We’ll Be Right Back is a homegrown podcast that shares the stories of local business owners and employees in the service sector and gig economy at-large. Host Greg Tilton interviews professionals and organizations that provide relief and resources that help the industry manage through COVID-19. This series highlights the work, status and future of the hospitality industry in New Orleans. This week’s episode: “Night Life Policy” with Mark Schettler of Bar Tonique
Schettler and Tilton share the types financial relief available to small businesses, how the industry should work together and get involved in policy discussions, and how to solve a potential rent crisis on the horizon. Uptown Messenger supports media efforts and exposure to voices like these.
There’s a new podcast in town, and service industry professionals are offering up their voices for it. The weekly podcast, titled We’ll Be Right Back: The Future of Hospitality, features interviews with professionals and organizations providing relief and resources as the industry manages amid COVID-19. As stated on its website, We’ll Be Right Back will “tell the stories of local business owners and employees in the service/hospitality sector and gig economy at-large in the Greater New Orleans Area impacted by the economic blowback of the coronavirus, as well as highlight the resources available to businesses and individuals alike.” Play the latest episode featuring Rachel Billow Angulo of La Cocinita.

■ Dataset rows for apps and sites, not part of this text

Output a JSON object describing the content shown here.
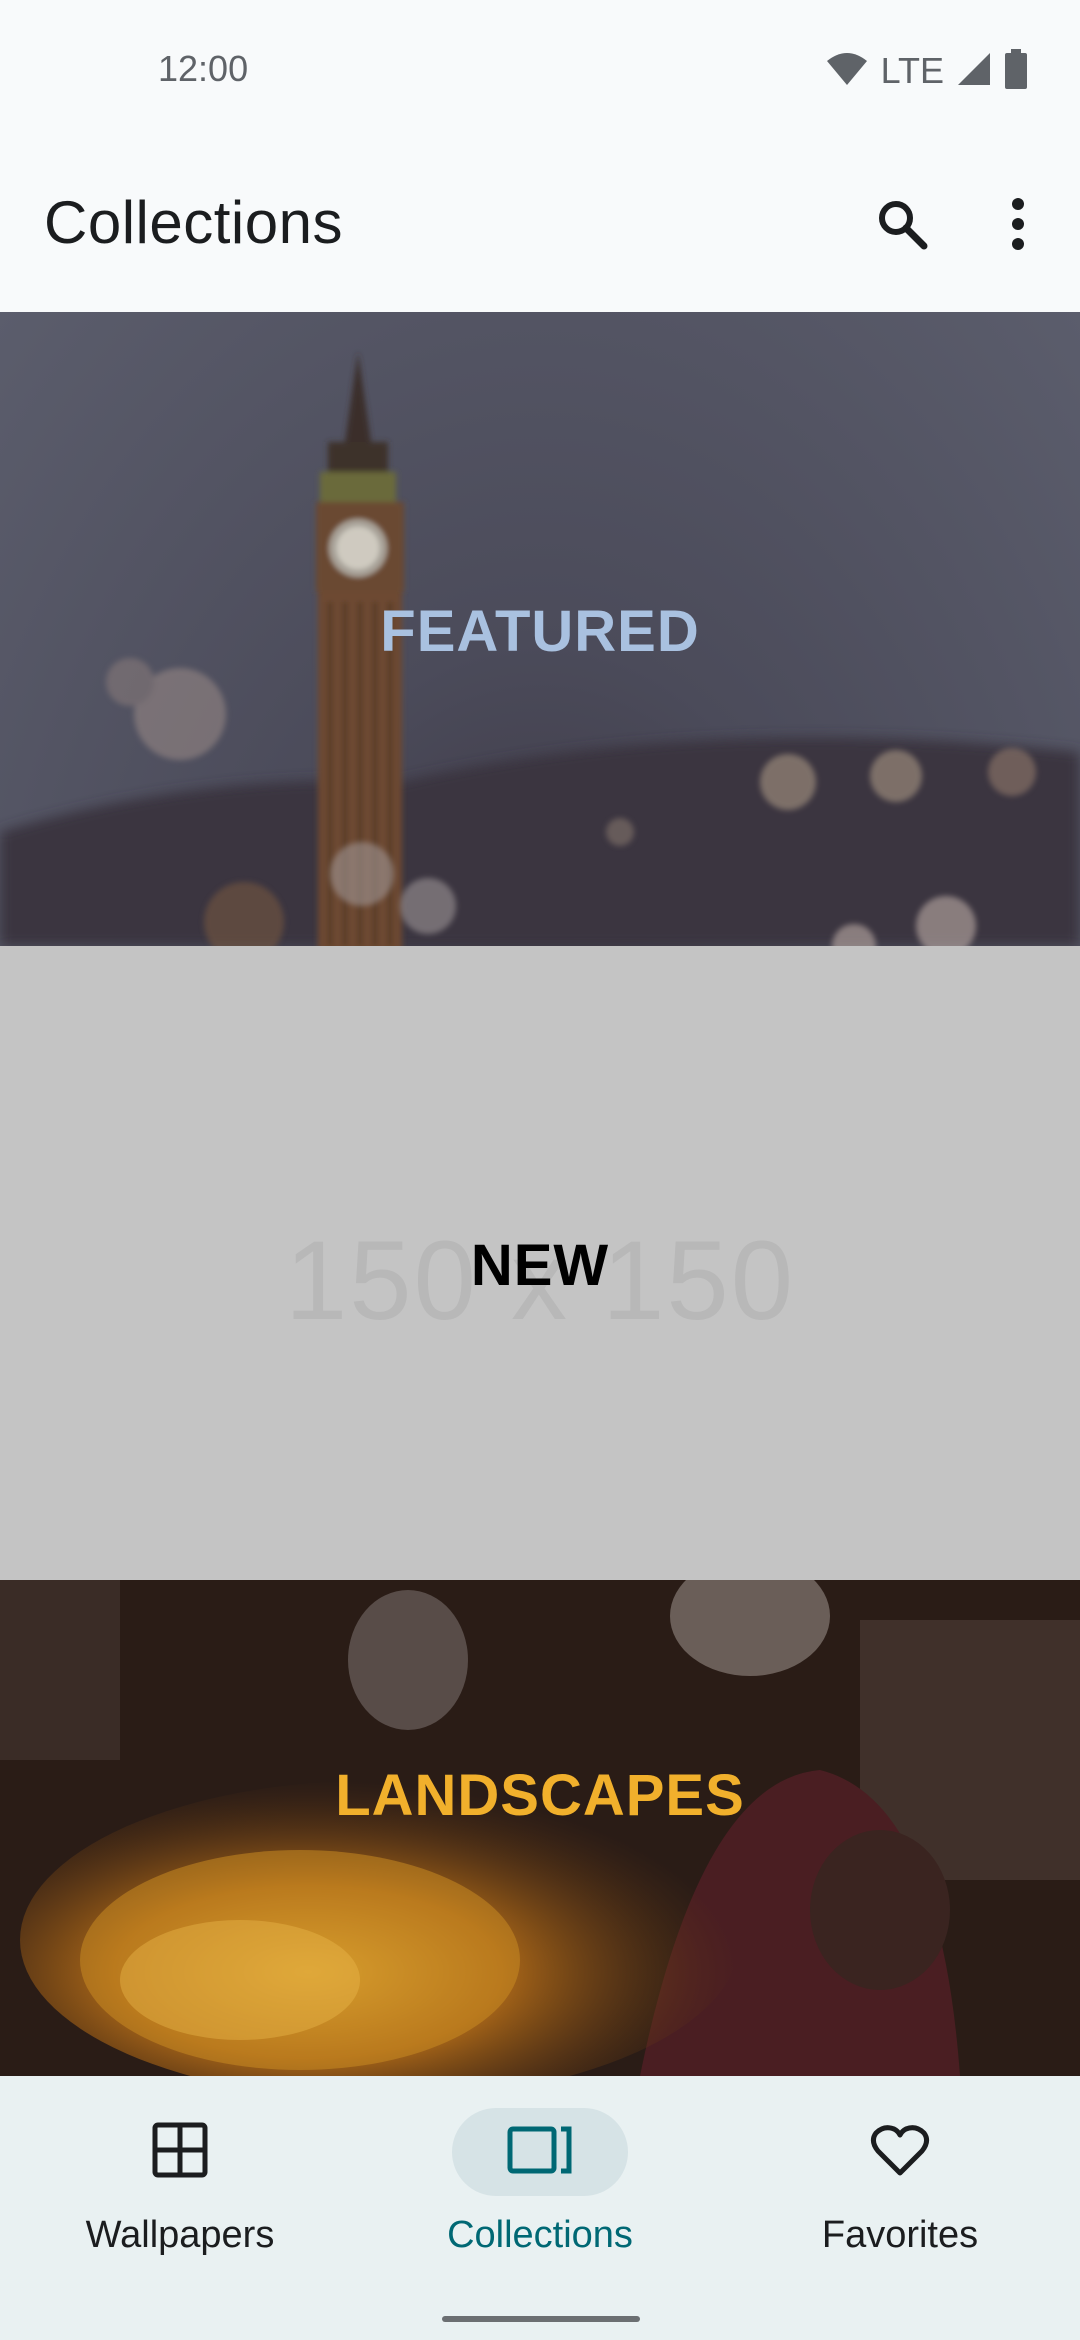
{
  "status_bar": {
    "time": "12:00",
    "network": "LTE"
  },
  "app_bar": {
    "title": "Collections",
    "icons": [
      "search-icon",
      "more-vert-icon"
    ]
  },
  "collections": [
    {
      "label": "FEATURED",
      "label_color": "#a9c1e0"
    },
    {
      "label": "NEW",
      "label_color": "#000000",
      "placeholder_text": "150 x 150"
    },
    {
      "label": "LANDSCAPES",
      "label_color": "#f1b02c"
    }
  ],
  "bottom_nav": {
    "items": [
      {
        "label": "Wallpapers",
        "icon": "grid-icon",
        "active": false
      },
      {
        "label": "Collections",
        "icon": "collections-icon",
        "active": true
      },
      {
        "label": "Favorites",
        "icon": "heart-icon",
        "active": false
      }
    ],
    "active_color": "#006874"
  }
}
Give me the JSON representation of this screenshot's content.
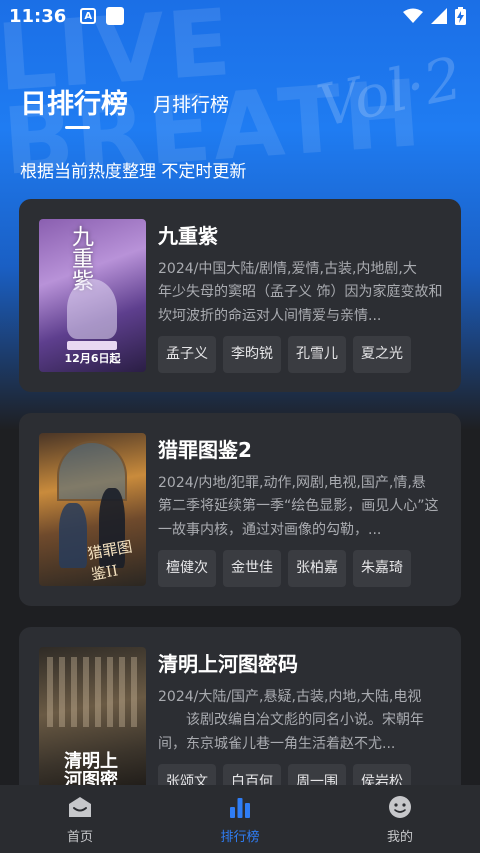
{
  "status_bar": {
    "time": "11:36",
    "badge_letter": "A",
    "icons": [
      "wifi-icon",
      "signal-icon",
      "battery-charging-icon"
    ]
  },
  "hero": {
    "deco_text": "LIVE BREATH",
    "deco_script": "Vol·2"
  },
  "tabs": {
    "daily": "日排行榜",
    "monthly": "月排行榜",
    "active": "daily"
  },
  "subtitle": "根据当前热度整理 不定时更新",
  "items": [
    {
      "title": "九重紫",
      "meta": "2024/中国大陆/剧情,爱情,古装,内地剧,大",
      "desc": "年少失母的窦昭（孟子义 饰）因为家庭变故和坎坷波折的命运对人间情爱与亲情...",
      "tags": [
        "孟子义",
        "李昀锐",
        "孔雪儿",
        "夏之光"
      ],
      "poster_title": "九重紫",
      "poster_date": "12月6日起"
    },
    {
      "title": "猎罪图鉴2",
      "meta": "2024/内地/犯罪,动作,网剧,电视,国产,情,悬",
      "desc": "第二季将延续第一季“绘色显影，画见人心”这一故事内核，通过对画像的勾勒，...",
      "tags": [
        "檀健次",
        "金世佳",
        "张柏嘉",
        "朱嘉琦"
      ],
      "poster_title": "猎罪图鉴II"
    },
    {
      "title": "清明上河图密码",
      "meta": "2024/大陆/国产,悬疑,古装,内地,大陆,电视",
      "desc": "　　该剧改编自冶文彪的同名小说。宋朝年间，东京城雀儿巷一角生活着赵不尤...",
      "tags": [
        "张颂文",
        "白百何",
        "周一围",
        "侯岩松"
      ],
      "poster_title": "清明上河图密码"
    }
  ],
  "bottom_nav": [
    {
      "label": "首页",
      "icon": "home-icon",
      "active": false
    },
    {
      "label": "排行榜",
      "icon": "ranking-chart-icon",
      "active": true
    },
    {
      "label": "我的",
      "icon": "profile-face-icon",
      "active": false
    }
  ],
  "colors": {
    "accent": "#2f7df4",
    "card_bg": "#2c2e33",
    "page_bg": "#1e1f22",
    "hero_blue": "#1f7cf2"
  }
}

“It’s important for New Orleans to have difficult, but hopeful and productive discussions as we chart a path forward in the wake of COVID-19,” said Greg Tilton, host and producer of We’ll Be Right Back.
Food, family and holidays are intrinsically linked, particularly in New Orleans where traditions run deep. With Passover starting today (Wednesday, April 8) and Holy Thursday (April 9) leading up to Easter Sunday, more families are planning their feast around these holidays at home due to COVID-19 self-quarantine rules. Gatherings will be far smaller and religious services will be virtual, but it’s still the holidays. Some will want a day off from cooking or may just want something special, picked up or delivered. Local restaurants, bakeries and caterers have filled the culinary void with to-go menus.